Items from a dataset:
+ + + + +

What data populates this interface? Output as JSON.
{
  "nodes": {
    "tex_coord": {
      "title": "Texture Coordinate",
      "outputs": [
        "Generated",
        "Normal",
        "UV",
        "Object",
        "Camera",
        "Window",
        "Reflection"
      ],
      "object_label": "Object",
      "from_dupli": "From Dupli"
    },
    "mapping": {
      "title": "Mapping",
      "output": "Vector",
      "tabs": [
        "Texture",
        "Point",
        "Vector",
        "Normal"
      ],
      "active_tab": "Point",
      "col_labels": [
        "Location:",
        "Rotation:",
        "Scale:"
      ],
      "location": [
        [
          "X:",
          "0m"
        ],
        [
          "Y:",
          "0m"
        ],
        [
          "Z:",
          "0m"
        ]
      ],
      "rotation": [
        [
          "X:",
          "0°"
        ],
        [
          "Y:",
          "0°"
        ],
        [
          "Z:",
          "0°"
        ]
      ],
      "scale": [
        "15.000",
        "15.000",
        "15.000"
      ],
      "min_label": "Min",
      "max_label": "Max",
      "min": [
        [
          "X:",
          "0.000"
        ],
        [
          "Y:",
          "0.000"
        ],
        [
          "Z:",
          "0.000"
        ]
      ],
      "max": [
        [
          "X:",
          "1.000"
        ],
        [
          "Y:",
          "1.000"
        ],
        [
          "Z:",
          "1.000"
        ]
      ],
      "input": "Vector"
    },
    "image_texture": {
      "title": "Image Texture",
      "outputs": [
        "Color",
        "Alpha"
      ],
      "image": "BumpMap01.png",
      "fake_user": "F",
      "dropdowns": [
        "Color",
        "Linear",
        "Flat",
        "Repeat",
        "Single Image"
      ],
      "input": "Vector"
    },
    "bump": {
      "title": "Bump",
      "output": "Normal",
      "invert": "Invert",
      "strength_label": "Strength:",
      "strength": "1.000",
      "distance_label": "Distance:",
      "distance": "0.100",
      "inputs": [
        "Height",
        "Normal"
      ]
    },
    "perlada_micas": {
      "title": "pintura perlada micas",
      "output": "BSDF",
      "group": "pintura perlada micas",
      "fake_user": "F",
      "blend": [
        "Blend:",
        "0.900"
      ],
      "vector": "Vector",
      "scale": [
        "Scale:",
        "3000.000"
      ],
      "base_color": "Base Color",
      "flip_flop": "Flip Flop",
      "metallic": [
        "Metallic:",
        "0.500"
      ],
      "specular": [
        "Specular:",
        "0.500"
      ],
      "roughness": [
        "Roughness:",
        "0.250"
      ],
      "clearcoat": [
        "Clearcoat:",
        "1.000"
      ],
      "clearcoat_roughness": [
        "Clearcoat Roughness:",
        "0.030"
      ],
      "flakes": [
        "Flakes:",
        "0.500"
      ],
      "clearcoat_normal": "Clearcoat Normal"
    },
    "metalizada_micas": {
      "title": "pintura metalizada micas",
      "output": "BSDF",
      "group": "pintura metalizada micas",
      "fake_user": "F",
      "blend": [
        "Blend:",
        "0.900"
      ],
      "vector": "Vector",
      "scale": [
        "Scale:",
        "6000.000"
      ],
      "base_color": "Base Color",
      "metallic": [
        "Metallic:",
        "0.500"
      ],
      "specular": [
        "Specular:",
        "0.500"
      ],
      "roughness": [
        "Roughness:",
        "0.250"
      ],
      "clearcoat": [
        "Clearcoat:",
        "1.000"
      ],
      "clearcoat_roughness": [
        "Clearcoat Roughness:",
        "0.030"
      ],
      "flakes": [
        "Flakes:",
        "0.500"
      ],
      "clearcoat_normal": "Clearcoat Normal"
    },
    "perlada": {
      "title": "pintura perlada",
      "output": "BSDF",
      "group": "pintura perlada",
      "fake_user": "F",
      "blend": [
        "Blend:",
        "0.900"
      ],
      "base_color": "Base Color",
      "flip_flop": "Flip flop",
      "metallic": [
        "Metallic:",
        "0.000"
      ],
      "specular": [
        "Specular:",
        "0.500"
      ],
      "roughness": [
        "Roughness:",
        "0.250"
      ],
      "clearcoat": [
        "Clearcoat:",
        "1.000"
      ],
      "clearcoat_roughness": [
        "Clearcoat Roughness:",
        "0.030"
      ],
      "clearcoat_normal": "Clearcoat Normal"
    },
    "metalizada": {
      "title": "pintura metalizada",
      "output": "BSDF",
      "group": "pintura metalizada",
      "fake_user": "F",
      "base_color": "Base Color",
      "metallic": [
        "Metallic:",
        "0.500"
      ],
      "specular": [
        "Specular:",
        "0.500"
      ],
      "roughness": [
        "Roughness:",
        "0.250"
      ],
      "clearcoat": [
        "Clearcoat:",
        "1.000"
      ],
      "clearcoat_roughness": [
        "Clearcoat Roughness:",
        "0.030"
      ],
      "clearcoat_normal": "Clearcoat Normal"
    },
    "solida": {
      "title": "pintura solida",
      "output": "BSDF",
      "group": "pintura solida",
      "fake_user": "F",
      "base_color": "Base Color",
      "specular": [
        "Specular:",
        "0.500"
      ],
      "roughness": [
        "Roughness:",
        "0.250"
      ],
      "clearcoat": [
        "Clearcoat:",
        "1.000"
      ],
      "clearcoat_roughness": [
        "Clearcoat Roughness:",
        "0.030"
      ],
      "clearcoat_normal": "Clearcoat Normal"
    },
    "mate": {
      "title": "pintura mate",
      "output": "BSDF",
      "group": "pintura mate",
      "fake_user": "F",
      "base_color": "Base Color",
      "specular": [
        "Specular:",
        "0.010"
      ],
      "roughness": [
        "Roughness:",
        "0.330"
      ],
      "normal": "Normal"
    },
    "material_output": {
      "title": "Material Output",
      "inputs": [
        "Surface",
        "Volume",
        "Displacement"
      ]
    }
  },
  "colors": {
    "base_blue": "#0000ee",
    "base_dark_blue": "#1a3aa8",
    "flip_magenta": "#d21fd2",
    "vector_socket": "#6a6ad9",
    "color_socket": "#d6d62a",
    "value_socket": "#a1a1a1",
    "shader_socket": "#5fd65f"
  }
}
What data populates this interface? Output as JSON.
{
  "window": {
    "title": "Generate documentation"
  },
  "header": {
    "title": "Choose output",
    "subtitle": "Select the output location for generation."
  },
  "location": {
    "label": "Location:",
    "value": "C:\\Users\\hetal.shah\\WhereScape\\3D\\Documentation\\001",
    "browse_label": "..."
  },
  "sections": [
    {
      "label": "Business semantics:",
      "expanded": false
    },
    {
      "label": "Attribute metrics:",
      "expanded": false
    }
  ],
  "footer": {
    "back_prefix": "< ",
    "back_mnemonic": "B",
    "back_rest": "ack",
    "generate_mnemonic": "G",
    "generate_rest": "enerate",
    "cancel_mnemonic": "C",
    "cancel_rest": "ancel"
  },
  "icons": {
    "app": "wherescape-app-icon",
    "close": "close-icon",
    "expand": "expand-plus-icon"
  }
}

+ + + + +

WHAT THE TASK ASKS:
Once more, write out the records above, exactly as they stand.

RESPONSE TO THE EXERCISE:
What data populates this interface? Output as JSON.
{
  "nodes": {
    "tex_coord": {
      "title": "Texture Coordinate",
      "outputs": [
        "Generated",
        "Normal",
        "UV",
        "Object",
        "Camera",
        "Window",
        "Reflection"
      ],
      "object_label": "Object",
      "from_dupli": "From Dupli"
    },
    "mapping": {
      "title": "Mapping",
      "output": "Vector",
      "tabs": [
        "Texture",
        "Point",
        "Vector",
        "Normal"
      ],
      "active_tab": "Point",
      "col_labels": [
        "Location:",
        "Rotation:",
        "Scale:"
      ],
      "location": [
        [
          "X:",
          "0m"
        ],
        [
          "Y:",
          "0m"
        ],
        [
          "Z:",
          "0m"
        ]
      ],
      "rotation": [
        [
          "X:",
          "0°"
        ],
        [
          "Y:",
          "0°"
        ],
        [
          "Z:",
          "0°"
        ]
      ],
      "scale": [
        "15.000",
        "15.000",
        "15.000"
      ],
      "min_label": "Min",
      "max_label": "Max",
      "min": [
        [
          "X:",
          "0.000"
        ],
        [
          "Y:",
          "0.000"
        ],
        [
          "Z:",
          "0.000"
        ]
      ],
      "max": [
        [
          "X:",
          "1.000"
        ],
        [
          "Y:",
          "1.000"
        ],
        [
          "Z:",
          "1.000"
        ]
      ],
      "input": "Vector"
    },
    "image_texture": {
      "title": "Image Texture",
      "outputs": [
        "Color",
        "Alpha"
      ],
      "image": "BumpMap01.png",
      "fake_user": "F",
      "dropdowns": [
        "Color",
        "Linear",
        "Flat",
        "Repeat",
        "Single Image"
      ],
      "input": "Vector"
    },
    "bump": {
      "title": "Bump",
      "output": "Normal",
      "invert": "Invert",
      "strength_label": "Strength:",
      "strength": "1.000",
      "distance_label": "Distance:",
      "distance": "0.100",
      "inputs": [
        "Height",
        "Normal"
      ]
    },
    "perlada_micas": {
      "title": "pintura perlada micas",
      "output": "BSDF",
      "group": "pintura perlada micas",
      "fake_user": "F",
      "blend": [
        "Blend:",
        "0.900"
      ],
      "vector": "Vector",
      "scale": [
        "Scale:",
        "3000.000"
      ],
      "base_color": "Base Color",
      "flip_flop": "Flip Flop",
      "metallic": [
        "Metallic:",
        "0.500"
      ],
      "specular": [
        "Specular:",
        "0.500"
      ],
      "roughness": [
        "Roughness:",
        "0.250"
      ],
      "clearcoat": [
        "Clearcoat:",
        "1.000"
      ],
      "clearcoat_roughness": [
        "Clearcoat Roughness:",
        "0.030"
      ],
      "flakes": [
        "Flakes:",
        "0.500"
      ],
      "clearcoat_normal": "Clearcoat Normal"
    },
    "metalizada_micas": {
      "title": "pintura metalizada micas",
      "output": "BSDF",
      "group": "pintura metalizada micas",
      "fake_user": "F",
      "blend": [
        "Blend:",
        "0.900"
      ],
      "vector": "Vector",
      "scale": [
        "Scale:",
        "6000.000"
      ],
      "base_color": "Base Color",
      "metallic": [
        "Metallic:",
        "0.500"
      ],
      "specular": [
        "Specular:",
        "0.500"
      ],
      "roughness": [
        "Roughness:",
        "0.250"
      ],
      "clearcoat": [
        "Clearcoat:",
        "1.000"
      ],
      "clearcoat_roughness": [
        "Clearcoat Roughness:",
        "0.030"
      ],
      "flakes": [
        "Flakes:",
        "0.500"
      ],
      "clearcoat_normal": "Clearcoat Normal"
    },
    "perlada": {
      "title": "pintura perlada",
      "output": "BSDF",
      "group": "pintura perlada",
      "fake_user": "F",
      "blend": [
        "Blend:",
        "0.900"
      ],
      "base_color": "Base Color",
      "flip_flop": "Flip flop",
      "metallic": [
        "Metallic:",
        "0.000"
      ],
      "specular": [
        "Specular:",
        "0.500"
      ],
      "roughness": [
        "Roughness:",
        "0.250"
      ],
      "clearcoat": [
        "Clearcoat:",
        "1.000"
      ],
      "clearcoat_roughness": [
        "Clearcoat Roughness:",
        "0.030"
      ],
      "clearcoat_normal": "Clearcoat Normal"
    },
    "metalizada": {
      "title": "pintura metalizada",
      "output": "BSDF",
      "group": "pintura metalizada",
      "fake_user": "F",
      "base_color": "Base Color",
      "metallic": [
        "Metallic:",
        "0.500"
      ],
      "specular": [
        "Specular:",
        "0.500"
      ],
      "roughness": [
        "Roughness:",
        "0.250"
      ],
      "clearcoat": [
        "Clearcoat:",
        "1.000"
      ],
      "clearcoat_roughness": [
        "Clearcoat Roughness:",
        "0.030"
      ],
      "clearcoat_normal": "Clearcoat Normal"
    },
    "solida": {
      "title": "pintura solida",
      "output": "BSDF",
      "group": "pintura solida",
      "fake_user": "F",
      "base_color": "Base Color",
      "specular": [
        "Specular:",
        "0.500"
      ],
      "roughness": [
        "Roughness:",
        "0.250"
      ],
      "clearcoat": [
        "Clearcoat:",
        "1.000"
      ],
      "clearcoat_roughness": [
        "Clearcoat Roughness:",
        "0.030"
      ],
      "clearcoat_normal": "Clearcoat Normal"
    },
    "mate": {
      "title": "pintura mate",
      "output": "BSDF",
      "group": "pintura mate",
      "fake_user": "F",
      "base_color": "Base Color",
      "specular": [
        "Specular:",
        "0.010"
      ],
      "roughness": [
        "Roughness:",
        "0.330"
      ],
      "normal": "Normal"
    },
    "material_output": {
      "title": "Material Output",
      "inputs": [
        "Surface",
        "Volume",
        "Displacement"
      ]
    }
  },
  "colors": {
    "base_blue": "#0000ee",
    "base_dark_blue": "#1a3aa8",
    "flip_magenta": "#d21fd2",
    "vector_socket": "#6a6ad9",
    "color_socket": "#d6d62a",
    "value_socket": "#a1a1a1",
    "shader_socket": "#5fd65f"
  }
}
What data populates this interface? Output as JSON.
{
  "window": {
    "title": "Generate documentation"
  },
  "header": {
    "title": "Choose output",
    "subtitle": "Select the output location for generation."
  },
  "location": {
    "label": "Location:",
    "value": "C:\\Users\\hetal.shah\\WhereScape\\3D\\Documentation\\001",
    "browse_label": "..."
  },
  "sections": [
    {
      "label": "Business semantics:",
      "expanded": false
    },
    {
      "label": "Attribute metrics:",
      "expanded": false
    }
  ],
  "footer": {
    "back_prefix": "< ",
    "back_mnemonic": "B",
    "back_rest": "ack",
    "generate_mnemonic": "G",
    "generate_rest": "enerate",
    "cancel_mnemonic": "C",
    "cancel_rest": "ancel"
  },
  "icons": {
    "app": "wherescape-app-icon",
    "close": "close-icon",
    "expand": "expand-plus-icon"
  }
}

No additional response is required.